The Great Dane comes at the cost of every extremely large dog breed there is, including more food and medication, dog crates and beds, and boarding costs. Heart conditions, hip and elbow dysplasia, and bloat are common ailments in the breed that can result in expensive treatments that last the lifetime of the dog. These gentle giants have a personality that’s loved by many, and has been bittersweetly nicknamed “The Heartbreak Breed.”
These beautiful guardians can be quite expensive to purchase, as a puppy or as an adult dog. Because many are bred for working ability and show quality, the cost of the breed has gone up substantially. Unfortunately, that doesn’t mean you’ll find yourself with a healthy pet, as there are many conditions that Rottweilers are predisposed to, and most not at the fault of the breeder. The most common ailment in Rottweilers is cancer, which comes with extremely costly treatments should owners choose that route for their dogs. They are also prone to hip and elbow dysplasia and bloat, common in most large breeds. Eye and cardiac issues are also of concern, and the breed has been found to be very susceptible to contracting parvovirus as puppies. While the Rottweiler is a loyal and loving companion, the ailments found in the breed are unfortunately very expensive to treat.
Not only are these gentle giants prone to the vast majority of issues that all other large breeds have, but they also have thick coats that require regular grooming. While the coat needs only weekly brushing, their ears require special treatment as they can trap bacteria and become infected if not regularly cleaned. Bernese Mountain Dogs have one of the highest incidences of cancer in all dog breeds, and owners of this breed report almost three times as many musculoskeletal problems as owners of other breeds. Because of these issues, Bernese Mountain Dogs may face an early loss of mobility and a decreased lifespan.

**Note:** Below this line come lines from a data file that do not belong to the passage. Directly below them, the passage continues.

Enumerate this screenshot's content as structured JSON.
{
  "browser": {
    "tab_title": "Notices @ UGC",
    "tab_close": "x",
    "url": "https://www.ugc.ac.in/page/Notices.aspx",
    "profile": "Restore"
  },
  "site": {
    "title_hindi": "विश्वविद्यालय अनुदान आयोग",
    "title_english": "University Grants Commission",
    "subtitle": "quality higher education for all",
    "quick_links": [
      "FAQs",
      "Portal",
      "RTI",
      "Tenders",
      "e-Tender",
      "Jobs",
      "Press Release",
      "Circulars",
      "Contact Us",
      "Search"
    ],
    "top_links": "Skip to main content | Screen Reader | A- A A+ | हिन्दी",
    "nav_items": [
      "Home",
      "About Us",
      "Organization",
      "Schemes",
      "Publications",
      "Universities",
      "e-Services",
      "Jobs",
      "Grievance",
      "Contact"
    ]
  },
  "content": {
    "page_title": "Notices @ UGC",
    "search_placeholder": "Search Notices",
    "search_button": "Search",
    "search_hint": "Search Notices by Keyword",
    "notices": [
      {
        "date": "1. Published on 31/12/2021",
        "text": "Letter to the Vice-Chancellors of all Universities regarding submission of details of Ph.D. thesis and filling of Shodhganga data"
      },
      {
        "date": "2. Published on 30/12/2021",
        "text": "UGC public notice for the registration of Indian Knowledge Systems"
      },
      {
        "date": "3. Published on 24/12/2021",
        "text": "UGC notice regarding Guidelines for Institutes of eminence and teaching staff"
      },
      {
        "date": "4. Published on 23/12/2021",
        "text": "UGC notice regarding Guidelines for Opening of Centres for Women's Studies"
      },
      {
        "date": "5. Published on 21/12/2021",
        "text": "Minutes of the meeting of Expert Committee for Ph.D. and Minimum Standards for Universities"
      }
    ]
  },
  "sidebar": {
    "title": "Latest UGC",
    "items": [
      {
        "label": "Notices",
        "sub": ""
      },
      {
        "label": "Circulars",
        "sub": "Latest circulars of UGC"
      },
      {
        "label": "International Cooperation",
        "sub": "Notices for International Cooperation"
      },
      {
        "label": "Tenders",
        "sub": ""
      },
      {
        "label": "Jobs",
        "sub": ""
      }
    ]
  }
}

Bassets are a large breed in a smaller body, because of their shortened legs. Because of their dwarfism, they are typically kept and treated as larger breed dogs, such as bigger meals and more expensive medications. Unfortunately, this also means they are prone to the same ailments that large breeds can have. Bloat is common in Bassets, and their large ears are also more likely to become infected with bacteria and/or mites. Their droopy eyes can become infected if not kept clean, as well as the folds around their mouths and faces. As with other breeds, hip and elbow dysplasia are also concerns.
PawPaw Pet Insurance does not discriminate against breeds, and they cover all these health issues, provided your pet has not been pre-diagnosed with an ailment.
- No breed exclusions
- We can pay the vet directly
- Vet bills can be pre-authorised
- You can make use of any vet of your choice
Get covered today and enjoy financial peace of mind when you and your pets need it most.